What does thriving mean if your goal is to nurture your community?
On traditional “social media” platforms, in particular YouTube, the interactions are often not especially social. The platforms facilitate a kind of intellectual consumption more-so than conversation: conversations flow in one direction, from creator to audience, where the creator produces and the audience consumes. I think a better term for these platforms is “parasocial media”: they are optimized for creating parasocial relationships more-so than social relationships.
Brands Town is a satirical role-playing game where players make up fake brands, develop their own lore, and role-play on the related Mastodon instance. Because Mastodon is part of the fediverse, this weird little game takes on dimensions of performance art, parody, and creative design. It doesn't stay on one server!
I signed up for Threads today. Download, click, click, and suddenly I'm seeing a wall of random stuff. A post from a Kardashian. Influencers commenting on brands. No idea why I'm seeing any of it.
At first I thought it's because someone I'm connected with on Instagram commented on it, but honestly I don't know why anyone would want to talk to Netflix unless it was a customer service complaint.
What I expected was that I'd see the people on Instagram that I followed. This content I'm seeing here never needed to be discovered.
a button in the front will open and close the hood. (The tesla is manual and you sort of need to shove it closed.) I end up using this all the time.
Also, you can fill it with ice and it has a drain, so you can use it as a cooler. I haven't tried that yet.
The Rivian consistently has service when my phone doesn't. Connecting the phone to the car's built in hotspot means that I can even sort of stream music or podcasts from the phone up here in the woods.
We play a game in the car where the kids get to choose a song based on the order that they buckle up. So there's a lot of "play the worlds smallest violin" or "play start a riot". Using the button on the steering wheel, the voice command on the rivian is significantly faster than on the Tesla.
Which uses the same battery cell as the car.
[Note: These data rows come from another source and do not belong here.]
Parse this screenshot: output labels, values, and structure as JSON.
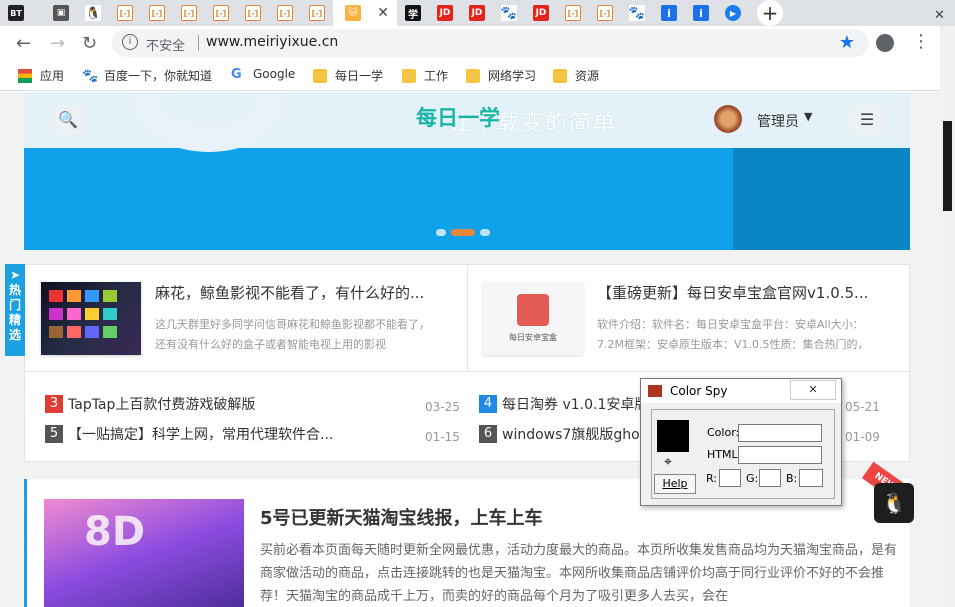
{
  "browser": {
    "tabs": [
      {
        "icon": "bt",
        "text": "BT"
      },
      {
        "icon": "square",
        "text": "▣"
      },
      {
        "icon": "qq",
        "text": "🐧"
      },
      {
        "icon": "bracket",
        "text": "[-]"
      },
      {
        "icon": "bracket",
        "text": "[-]"
      },
      {
        "icon": "bracket",
        "text": "[-]"
      },
      {
        "icon": "bracket",
        "text": "[-]"
      },
      {
        "icon": "bracket",
        "text": "[-]"
      },
      {
        "icon": "bracket",
        "text": "[-]"
      },
      {
        "icon": "cat",
        "text": "🐱"
      },
      {
        "icon": "xue",
        "text": "学"
      },
      {
        "icon": "jd",
        "text": "JD"
      },
      {
        "icon": "jd",
        "text": "JD"
      },
      {
        "icon": "paw",
        "text": "🐾"
      },
      {
        "icon": "jd",
        "text": "JD"
      },
      {
        "icon": "bracket",
        "text": "[-]"
      },
      {
        "icon": "bracket",
        "text": "[-]"
      },
      {
        "icon": "paw",
        "text": "🐾"
      },
      {
        "icon": "info",
        "text": "i"
      },
      {
        "icon": "info",
        "text": "i"
      },
      {
        "icon": "camera",
        "text": "▶"
      }
    ],
    "active_tab_close": "✕",
    "new_tab": "+",
    "window_close": "✕",
    "nav": {
      "back": "←",
      "forward": "→",
      "reload": "↻"
    },
    "address": {
      "info_icon": "i",
      "insecure": "不安全",
      "url": "www.meiriyixue.cn",
      "star": "★"
    },
    "menu": "⋮",
    "bookmarks": [
      {
        "icon": "apps",
        "label": "应用"
      },
      {
        "icon": "paw",
        "label": "百度一下，你就知道"
      },
      {
        "icon": "google",
        "label": "Google"
      },
      {
        "icon": "folder",
        "label": "每日一学"
      },
      {
        "icon": "folder",
        "label": "工作"
      },
      {
        "icon": "folder",
        "label": "网络学习"
      },
      {
        "icon": "folder",
        "label": "资源"
      }
    ]
  },
  "site": {
    "header": {
      "search_icon": "🔍",
      "logo": "每日一学",
      "slogan": "让下载变的简单",
      "username": "管理员",
      "caret": "▼",
      "menu_icon": "☰"
    },
    "side_hot": "热门精选",
    "cards": [
      {
        "title": "麻花，鲸鱼影视不能看了，有什么好的...",
        "desc": "这几天群里好多同学问信哥麻花和鲸鱼影视都不能看了，还有没有什么好的盒子或者智能电视上用的影视"
      },
      {
        "title": "【重磅更新】每日安卓宝盒官网v1.0.5...",
        "desc": "软件介绍：软件名：每日安卓宝盒平台：安卓All大小：7.2M框架：安卓原生版本：V1.0.5性质：集合热门的，",
        "thumb_label": "每日安卓宝盒"
      }
    ],
    "list": [
      {
        "num": "3",
        "color": "#e03c31",
        "title": "TapTap上百款付费游戏破解版",
        "date": "03-25"
      },
      {
        "num": "4",
        "color": "#1e88e5",
        "title": "每日淘券 v1.0.1安卓版",
        "date": "05-21"
      },
      {
        "num": "5",
        "color": "#555555",
        "title": "【一贴搞定】科学上网，常用代理软件合...",
        "date": "01-15"
      },
      {
        "num": "6",
        "color": "#555555",
        "title": "windows7旗舰版ghost",
        "date": "01-09"
      }
    ],
    "post": {
      "thumb_text": "8D",
      "title": "5号已更新天猫淘宝线报，上车上车",
      "desc": "买前必看本页面每天随时更新全网最优惠，活动力度最大的商品。本页所收集发售商品均为天猫淘宝商品，是有商家做活动的商品，点击连接跳转的也是天猫淘宝。本网所收集商品店铺评价均高于同行业评价不好的不会推荐！天猫淘宝的商品成千上万，而卖的好的商品每个月为了吸引更多人去买，会在",
      "badge": "NEW"
    },
    "float_qq": "🐧"
  },
  "colorspy": {
    "title": "Color Spy",
    "close": "✕",
    "crosshair": "⌖",
    "help": "Help",
    "color_label": "Color:",
    "html_label": "HTML:",
    "r_label": "R:",
    "g_label": "G:",
    "b_label": "B:",
    "swatch_color": "#000000"
  }
}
There's also a speaker you can remove from the car and use I guess during your picnic party.
A better word for hallucations is really bullshit, which differs from a more straightforward falsehood because the speaker is blithely unconcerned about truth.
It's not so much that these AI tools are grounded in reality or hallucating, telling the truth or misinformation, as much as they sound authoritiave when they do it.
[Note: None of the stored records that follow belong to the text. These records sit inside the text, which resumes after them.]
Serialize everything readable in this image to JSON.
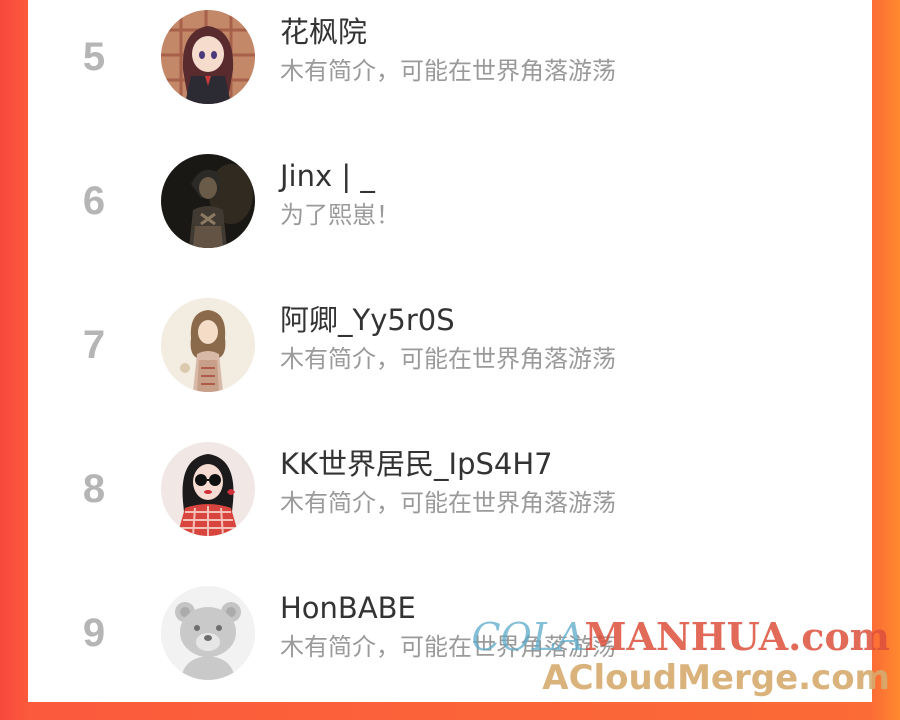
{
  "ranking": {
    "rows": [
      {
        "rank": "5",
        "name": "花枫院",
        "bio": "木有简介，可能在世界角落游荡",
        "avatar": "anime-girl-avatar"
      },
      {
        "rank": "6",
        "name": "Jinx | _",
        "bio": "为了熙崽！",
        "avatar": "dark-character-avatar"
      },
      {
        "rank": "7",
        "name": "阿卿_Yy5r0S",
        "bio": "木有简介，可能在世界角落游荡",
        "avatar": "illustrated-girl-avatar"
      },
      {
        "rank": "8",
        "name": "KK世界居民_IpS4H7",
        "bio": "木有简介，可能在世界角落游荡",
        "avatar": "sunglasses-girl-avatar"
      },
      {
        "rank": "9",
        "name": "HonBABE",
        "bio": "木有简介，可能在世界角落游荡",
        "avatar": "default-bear-avatar"
      }
    ]
  },
  "watermark": {
    "prefix": "COLA",
    "accent": "MANHUA",
    "suffix": ".com",
    "line2": "ACloudMerge.com"
  },
  "colors": {
    "rank_text": "#b5b5b5",
    "name_text": "#333333",
    "bio_text": "#9a9a9a",
    "frame_left": "#f9473e",
    "frame_right": "#ff8a2e"
  }
}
Frankfurt proceeds by exploring how bullshit and the related concept of humbug are distinct from lying. He argues that bullshitters misrepresent themselves to their audience not as liars do, that is, by deliberately making false claims about what is true. In fact, bullshit need not be untrue at all. Rather, bullshitters seek to convey a certain impression of themselves without being concerned about whether anything at all is true.
"A Taxonomy of AI Panic Facilitators"— Nirit Weiss-Blatt, PhD (@DrTechlash) July 1, 2023
A visualization of leading AI Doomers (X-risk open letters, media interviews & OpEds).
Some AI experts enable them, while others oppose them.
The gender dynamics are fucked up.
It says a lot about the panic itself.
Your thoughts? pic.twitter.com/xnhSP4smIj
more in thread
|Panic As Business||Panic as Marketing||Concerned Experts||Ethics|
|Eliezer Yudkowsky||Dario Amodei||Gary Marcus||Timnit Gebru|
|Jaan Tallinn||Sam Atlman||Erik Brynjolfsson||Melanie Mitchell|
|Nick Bostrom||Connor Leahy||Margaret Mitchell|
|Max Tegmark||Emad Mostaque||Emily Bender|
|Tristan Harris||Demis Hassabis||Meredith Whittaker|
|Yuval Noah Harari|
via Turing Post